Senior Managing Director Jason Warnke, in a blog post about the move, writes that for Accenture, Nth Floor is "how we want to host a virtual coffee break, conduct training, or host important all-hands meetings. The Nth floor is a versatile, customizable and scalable solution for bringing a geographically distributed workforce together. In short, it helps our people to be there without physically being there—even when we return to our own offices." He highlights in particular that the firm feel the move puts the health and wellbeing of employees front and centre, with the inclusion of VR experiences like a physical and mental workout product called Supernatural.
Zuckerberg too, during a display of what the metaverse can do for workplaces, demonstrated a world in which anyone can be thrown into a virtual video call at any moment - something which evoked an instant reaction across the greater wide web. In his blog, Zuckerberg writes, "In this future, you will be able to teleport instantly as a hologram to be at the office without a commute, at a concert with friends, or in your parents' living room to catch up. This will open up more opportunity no matter where you live. You'll be able to spend more time on what matters to you, cut down time in traffic, and reduce your carbon footprint."
So, is the metaverse truly becoming more commonplace? It would seem so, although it is still very much early days. Indeed, for every Accenture, there are a hundred companies who have yet to even so much as consider it. As it stands, the workspace metaverse hasn't really caught on much - mostly because it's still so much quicker and easier to simply click a Zoom link.
Scott Wassmer, General Manager at Appnovation, writes that the metaverse in 2022 is reminiscent of "the internet in the late 1990s. It's filled with experimentation driven by the potential of long-term consumer engagement and spending. Don't forget, most people thought the internet was just a fad in the '90s, with very few truly understanding its long-term potential." Wassmer does also feel that, with the combined scale of digital connectivity in 2022 (as opposed to the late 90's) and the power of the way new technologies are able to talk to and interact with one another. "Ignoring the long-term potential of the metaverse could be catastrophic for companies in the not-so-distant future," he writes. "The growth of the internet led to 20 years of disruption in everything from entertainment to education, financial management, healthcare and more.

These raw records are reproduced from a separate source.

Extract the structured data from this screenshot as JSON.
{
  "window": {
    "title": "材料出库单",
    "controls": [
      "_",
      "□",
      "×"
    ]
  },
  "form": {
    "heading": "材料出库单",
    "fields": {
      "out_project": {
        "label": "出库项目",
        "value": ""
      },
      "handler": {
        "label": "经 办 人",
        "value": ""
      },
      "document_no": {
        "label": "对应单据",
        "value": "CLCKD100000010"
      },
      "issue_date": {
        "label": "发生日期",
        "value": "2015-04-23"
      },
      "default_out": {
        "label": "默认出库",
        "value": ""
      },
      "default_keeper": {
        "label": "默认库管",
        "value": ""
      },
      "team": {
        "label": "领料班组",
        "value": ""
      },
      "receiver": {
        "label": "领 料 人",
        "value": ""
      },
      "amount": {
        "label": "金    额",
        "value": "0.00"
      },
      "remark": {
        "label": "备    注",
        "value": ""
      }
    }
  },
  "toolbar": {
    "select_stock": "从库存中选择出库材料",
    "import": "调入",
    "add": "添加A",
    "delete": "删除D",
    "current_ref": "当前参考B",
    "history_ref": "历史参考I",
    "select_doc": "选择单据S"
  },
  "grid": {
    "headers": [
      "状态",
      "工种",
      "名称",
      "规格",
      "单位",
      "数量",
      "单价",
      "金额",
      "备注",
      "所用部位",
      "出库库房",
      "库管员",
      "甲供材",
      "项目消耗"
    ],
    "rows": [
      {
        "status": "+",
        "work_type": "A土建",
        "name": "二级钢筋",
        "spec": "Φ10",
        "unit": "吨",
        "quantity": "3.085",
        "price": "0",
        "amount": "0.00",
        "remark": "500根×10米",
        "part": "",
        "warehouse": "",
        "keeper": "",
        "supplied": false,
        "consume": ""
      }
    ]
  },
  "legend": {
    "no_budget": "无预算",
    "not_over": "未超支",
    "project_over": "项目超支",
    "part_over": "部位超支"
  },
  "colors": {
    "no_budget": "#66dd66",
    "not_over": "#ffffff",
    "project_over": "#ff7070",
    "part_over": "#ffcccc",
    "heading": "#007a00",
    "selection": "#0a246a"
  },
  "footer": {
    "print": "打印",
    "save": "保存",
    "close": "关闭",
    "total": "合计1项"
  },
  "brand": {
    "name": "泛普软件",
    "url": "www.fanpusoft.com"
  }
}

That change isn't done yet, making it important to understand the next wave."
However, that doesn't mean it is imperative that every company joins the metaverse immediately. Indeed, Wassmer points out that many early adaptors of the interview were unable to grow long-term alongside it. Later adopters have the considerable benefit of being able to learn from the mistakes of those that adopt early on.
In 2022, the metaverse still has a way to go until it reaches maturity as a technology - however, with the speed of technological advancement in this current age, it is more likely that this means change will happen over the next few years, as opposed to ten years down the line.
The metaverse is here to stay, this much is clear. Next week, in part three, we'll be examining the future of the metaverse in more detail, and the changes we might expect to start seeing as the technology starts to mature.
'Exploring the metaverse' is a four-part series released by The Difference Engine over the month of June 2022.